(Dataset entries)
========================================================================

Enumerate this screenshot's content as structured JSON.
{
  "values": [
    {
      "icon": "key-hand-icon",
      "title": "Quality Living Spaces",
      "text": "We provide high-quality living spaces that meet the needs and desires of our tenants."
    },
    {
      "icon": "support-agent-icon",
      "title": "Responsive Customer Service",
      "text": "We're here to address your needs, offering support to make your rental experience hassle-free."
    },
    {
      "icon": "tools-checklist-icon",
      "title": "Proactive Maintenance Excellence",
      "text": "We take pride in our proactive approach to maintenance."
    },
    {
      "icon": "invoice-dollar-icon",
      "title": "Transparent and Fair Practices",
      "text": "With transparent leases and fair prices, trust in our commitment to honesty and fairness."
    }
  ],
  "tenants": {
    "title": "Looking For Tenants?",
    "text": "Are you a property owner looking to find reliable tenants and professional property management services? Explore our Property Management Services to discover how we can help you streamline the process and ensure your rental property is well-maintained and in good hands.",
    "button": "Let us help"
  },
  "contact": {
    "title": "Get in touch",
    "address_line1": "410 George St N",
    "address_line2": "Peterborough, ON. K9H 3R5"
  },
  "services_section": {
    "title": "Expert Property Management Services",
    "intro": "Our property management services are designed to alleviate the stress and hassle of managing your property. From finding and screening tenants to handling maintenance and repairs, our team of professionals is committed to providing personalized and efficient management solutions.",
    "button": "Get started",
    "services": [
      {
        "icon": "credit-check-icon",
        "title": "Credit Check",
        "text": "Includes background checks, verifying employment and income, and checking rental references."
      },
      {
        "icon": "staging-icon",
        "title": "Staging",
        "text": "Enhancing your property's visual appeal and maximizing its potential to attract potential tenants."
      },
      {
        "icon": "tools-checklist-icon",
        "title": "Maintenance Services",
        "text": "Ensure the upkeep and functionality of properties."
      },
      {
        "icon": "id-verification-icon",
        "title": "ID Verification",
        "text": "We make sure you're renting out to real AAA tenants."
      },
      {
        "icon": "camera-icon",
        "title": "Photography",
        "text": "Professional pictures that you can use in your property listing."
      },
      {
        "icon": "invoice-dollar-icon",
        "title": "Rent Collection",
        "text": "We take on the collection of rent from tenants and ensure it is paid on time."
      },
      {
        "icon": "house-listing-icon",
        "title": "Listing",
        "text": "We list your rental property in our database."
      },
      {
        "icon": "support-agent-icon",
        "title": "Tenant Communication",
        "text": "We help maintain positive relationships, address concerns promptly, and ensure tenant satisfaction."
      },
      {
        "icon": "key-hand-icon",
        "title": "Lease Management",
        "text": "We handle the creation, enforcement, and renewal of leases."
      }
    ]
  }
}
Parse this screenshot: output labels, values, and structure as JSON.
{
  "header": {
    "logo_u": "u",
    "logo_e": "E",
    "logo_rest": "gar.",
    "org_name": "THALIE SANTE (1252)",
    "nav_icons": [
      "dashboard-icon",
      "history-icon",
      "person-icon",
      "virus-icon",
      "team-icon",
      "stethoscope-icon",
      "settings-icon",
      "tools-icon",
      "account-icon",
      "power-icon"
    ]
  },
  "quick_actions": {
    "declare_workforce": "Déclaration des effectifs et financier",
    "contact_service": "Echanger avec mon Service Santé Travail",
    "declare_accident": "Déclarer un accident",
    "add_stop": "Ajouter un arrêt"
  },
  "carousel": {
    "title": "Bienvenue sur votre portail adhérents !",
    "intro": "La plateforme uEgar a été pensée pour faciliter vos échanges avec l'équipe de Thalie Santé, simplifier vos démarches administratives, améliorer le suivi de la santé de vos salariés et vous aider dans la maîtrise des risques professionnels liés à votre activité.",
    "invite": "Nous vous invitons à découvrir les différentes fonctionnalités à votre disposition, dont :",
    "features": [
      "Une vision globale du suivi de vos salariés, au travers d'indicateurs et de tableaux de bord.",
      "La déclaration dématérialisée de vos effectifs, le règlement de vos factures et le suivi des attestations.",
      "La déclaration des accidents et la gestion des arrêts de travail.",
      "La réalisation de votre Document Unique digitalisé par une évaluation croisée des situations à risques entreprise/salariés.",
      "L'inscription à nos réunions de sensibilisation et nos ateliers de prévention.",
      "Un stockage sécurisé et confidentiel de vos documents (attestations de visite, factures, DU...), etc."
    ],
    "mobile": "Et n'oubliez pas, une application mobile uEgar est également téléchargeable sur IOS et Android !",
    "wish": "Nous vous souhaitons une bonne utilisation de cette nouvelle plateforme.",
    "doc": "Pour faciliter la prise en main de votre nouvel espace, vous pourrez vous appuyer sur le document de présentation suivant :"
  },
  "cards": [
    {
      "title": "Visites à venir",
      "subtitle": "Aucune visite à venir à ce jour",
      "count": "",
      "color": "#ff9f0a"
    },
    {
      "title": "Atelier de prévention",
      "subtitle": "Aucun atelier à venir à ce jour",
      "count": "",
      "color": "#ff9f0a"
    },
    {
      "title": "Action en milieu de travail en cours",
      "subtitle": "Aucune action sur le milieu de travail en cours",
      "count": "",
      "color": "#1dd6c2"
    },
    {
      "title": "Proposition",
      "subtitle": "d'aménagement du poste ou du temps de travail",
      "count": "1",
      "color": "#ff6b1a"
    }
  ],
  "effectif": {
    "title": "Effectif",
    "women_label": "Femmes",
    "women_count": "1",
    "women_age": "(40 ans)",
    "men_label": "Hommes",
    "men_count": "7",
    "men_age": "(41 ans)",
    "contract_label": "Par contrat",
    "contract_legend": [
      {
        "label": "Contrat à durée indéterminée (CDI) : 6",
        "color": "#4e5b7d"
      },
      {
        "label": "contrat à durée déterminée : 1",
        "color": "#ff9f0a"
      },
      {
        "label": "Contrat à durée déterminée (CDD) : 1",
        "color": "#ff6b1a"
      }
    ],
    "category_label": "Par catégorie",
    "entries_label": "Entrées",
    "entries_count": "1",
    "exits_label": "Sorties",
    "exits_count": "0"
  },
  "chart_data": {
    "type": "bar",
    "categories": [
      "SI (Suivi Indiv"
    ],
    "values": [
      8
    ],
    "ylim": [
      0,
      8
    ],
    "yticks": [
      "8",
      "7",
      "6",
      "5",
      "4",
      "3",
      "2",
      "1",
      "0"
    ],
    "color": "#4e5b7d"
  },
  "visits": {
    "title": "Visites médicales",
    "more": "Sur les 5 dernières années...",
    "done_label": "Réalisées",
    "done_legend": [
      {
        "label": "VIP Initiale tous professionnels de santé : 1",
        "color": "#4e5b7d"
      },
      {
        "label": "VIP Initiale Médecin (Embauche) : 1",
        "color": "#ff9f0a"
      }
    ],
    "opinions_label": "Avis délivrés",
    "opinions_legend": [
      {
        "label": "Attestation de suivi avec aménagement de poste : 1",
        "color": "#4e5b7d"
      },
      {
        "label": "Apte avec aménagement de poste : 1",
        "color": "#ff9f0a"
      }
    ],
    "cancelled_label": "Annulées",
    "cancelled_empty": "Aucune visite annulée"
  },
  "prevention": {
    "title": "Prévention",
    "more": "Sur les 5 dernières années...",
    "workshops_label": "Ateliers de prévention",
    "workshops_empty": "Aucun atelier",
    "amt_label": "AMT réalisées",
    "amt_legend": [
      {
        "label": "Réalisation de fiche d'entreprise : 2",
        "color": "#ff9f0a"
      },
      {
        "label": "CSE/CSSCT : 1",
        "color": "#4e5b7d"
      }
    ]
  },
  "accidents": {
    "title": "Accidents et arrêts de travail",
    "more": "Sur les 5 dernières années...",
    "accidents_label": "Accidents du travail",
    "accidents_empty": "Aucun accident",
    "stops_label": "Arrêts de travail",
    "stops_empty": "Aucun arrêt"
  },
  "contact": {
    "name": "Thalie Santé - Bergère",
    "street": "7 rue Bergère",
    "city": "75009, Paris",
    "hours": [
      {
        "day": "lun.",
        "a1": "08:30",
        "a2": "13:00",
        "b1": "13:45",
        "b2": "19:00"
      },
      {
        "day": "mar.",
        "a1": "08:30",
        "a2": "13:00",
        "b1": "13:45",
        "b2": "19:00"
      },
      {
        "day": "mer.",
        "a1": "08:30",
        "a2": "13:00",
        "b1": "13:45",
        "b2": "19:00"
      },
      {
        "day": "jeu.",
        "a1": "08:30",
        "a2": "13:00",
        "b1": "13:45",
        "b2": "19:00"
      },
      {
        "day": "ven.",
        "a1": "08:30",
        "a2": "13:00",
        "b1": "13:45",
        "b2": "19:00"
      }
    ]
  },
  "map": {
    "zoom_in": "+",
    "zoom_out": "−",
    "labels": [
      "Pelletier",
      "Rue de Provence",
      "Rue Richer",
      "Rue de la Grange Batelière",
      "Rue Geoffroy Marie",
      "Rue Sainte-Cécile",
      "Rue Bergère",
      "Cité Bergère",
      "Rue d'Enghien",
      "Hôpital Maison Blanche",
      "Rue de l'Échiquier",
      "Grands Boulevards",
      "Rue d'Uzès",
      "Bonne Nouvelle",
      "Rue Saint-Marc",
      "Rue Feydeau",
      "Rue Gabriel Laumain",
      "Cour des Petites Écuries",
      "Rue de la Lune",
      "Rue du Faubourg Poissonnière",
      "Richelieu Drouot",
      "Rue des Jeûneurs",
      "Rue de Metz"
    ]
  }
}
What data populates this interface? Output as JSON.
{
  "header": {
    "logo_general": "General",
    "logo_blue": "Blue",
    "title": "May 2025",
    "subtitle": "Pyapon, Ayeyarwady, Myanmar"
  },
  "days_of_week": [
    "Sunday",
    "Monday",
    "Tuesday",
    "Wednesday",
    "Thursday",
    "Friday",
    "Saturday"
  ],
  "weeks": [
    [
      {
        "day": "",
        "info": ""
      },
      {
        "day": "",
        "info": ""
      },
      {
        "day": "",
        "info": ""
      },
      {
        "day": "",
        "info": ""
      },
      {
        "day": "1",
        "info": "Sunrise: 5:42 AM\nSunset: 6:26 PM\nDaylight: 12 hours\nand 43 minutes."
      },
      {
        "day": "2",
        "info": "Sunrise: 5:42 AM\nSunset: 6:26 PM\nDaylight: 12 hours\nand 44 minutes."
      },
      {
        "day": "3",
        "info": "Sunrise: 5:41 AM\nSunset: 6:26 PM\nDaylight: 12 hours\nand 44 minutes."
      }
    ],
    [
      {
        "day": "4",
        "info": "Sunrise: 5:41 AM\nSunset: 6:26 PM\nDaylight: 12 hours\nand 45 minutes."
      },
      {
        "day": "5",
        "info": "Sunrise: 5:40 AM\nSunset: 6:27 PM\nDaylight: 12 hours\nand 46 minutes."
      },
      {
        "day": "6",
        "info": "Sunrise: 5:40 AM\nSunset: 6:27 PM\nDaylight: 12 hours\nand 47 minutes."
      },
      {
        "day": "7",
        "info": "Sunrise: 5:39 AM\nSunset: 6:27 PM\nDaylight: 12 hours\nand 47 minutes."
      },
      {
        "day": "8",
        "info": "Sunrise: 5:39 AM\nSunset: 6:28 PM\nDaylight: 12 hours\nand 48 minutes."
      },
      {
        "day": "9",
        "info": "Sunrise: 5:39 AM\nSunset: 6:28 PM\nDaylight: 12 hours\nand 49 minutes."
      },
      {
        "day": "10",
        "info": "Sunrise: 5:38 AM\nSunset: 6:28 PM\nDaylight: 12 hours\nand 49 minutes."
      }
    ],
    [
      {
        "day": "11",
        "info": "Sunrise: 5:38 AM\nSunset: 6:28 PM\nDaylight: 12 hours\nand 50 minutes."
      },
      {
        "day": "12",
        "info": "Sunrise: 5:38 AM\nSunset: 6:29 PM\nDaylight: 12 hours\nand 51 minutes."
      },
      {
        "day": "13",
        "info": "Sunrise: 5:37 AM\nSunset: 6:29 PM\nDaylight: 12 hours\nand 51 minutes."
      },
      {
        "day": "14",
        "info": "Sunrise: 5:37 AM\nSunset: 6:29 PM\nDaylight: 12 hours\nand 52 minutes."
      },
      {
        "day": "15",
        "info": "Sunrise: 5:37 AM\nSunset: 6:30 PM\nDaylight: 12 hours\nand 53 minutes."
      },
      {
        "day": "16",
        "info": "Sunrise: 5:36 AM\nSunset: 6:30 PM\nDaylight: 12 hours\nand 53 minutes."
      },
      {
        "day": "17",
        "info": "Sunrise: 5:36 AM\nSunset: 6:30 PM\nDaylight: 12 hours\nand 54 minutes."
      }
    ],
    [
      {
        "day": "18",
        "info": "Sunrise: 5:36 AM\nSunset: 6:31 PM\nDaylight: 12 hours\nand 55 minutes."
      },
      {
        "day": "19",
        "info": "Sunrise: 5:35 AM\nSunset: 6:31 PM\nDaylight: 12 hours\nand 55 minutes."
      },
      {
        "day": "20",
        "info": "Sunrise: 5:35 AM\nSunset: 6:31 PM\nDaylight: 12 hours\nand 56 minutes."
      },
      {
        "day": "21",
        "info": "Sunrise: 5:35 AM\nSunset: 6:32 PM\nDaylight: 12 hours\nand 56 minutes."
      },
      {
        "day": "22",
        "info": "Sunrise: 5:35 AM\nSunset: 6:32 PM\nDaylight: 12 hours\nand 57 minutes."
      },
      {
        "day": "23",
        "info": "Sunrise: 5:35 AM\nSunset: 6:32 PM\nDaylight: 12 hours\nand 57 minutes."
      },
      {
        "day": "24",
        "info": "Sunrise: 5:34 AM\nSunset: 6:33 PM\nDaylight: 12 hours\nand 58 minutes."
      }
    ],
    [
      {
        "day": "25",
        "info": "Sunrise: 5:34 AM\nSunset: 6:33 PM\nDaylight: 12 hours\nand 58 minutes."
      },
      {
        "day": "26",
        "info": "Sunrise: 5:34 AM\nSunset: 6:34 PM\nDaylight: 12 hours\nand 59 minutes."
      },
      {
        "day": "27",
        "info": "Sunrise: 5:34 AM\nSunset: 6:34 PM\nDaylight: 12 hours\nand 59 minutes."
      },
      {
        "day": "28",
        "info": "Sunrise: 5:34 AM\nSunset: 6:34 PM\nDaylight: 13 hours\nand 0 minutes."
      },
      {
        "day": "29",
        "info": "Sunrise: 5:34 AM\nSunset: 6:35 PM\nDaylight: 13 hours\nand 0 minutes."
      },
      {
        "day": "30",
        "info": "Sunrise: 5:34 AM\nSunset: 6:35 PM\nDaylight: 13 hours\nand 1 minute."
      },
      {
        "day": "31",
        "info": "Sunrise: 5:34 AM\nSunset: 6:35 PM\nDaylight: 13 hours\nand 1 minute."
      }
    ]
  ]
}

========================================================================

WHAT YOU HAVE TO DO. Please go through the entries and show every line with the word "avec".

SOLUTION FOR THIS TASK.
    "contact_service": "Echanger avec mon Service Santé Travail",
    "intro": "La plateforme uEgar a été pensée pour faciliter vos échanges avec l'équipe de Thalie Santé, simplifier vos démarches administratives, améliorer le suivi de la santé de vos salariés et vous aider dans la maîtrise des risques professionnels liés à votre activité.",
        "label": "Attestation de suivi avec aménagement de poste : 1",
        "label": "Apte avec aménagement de poste : 1",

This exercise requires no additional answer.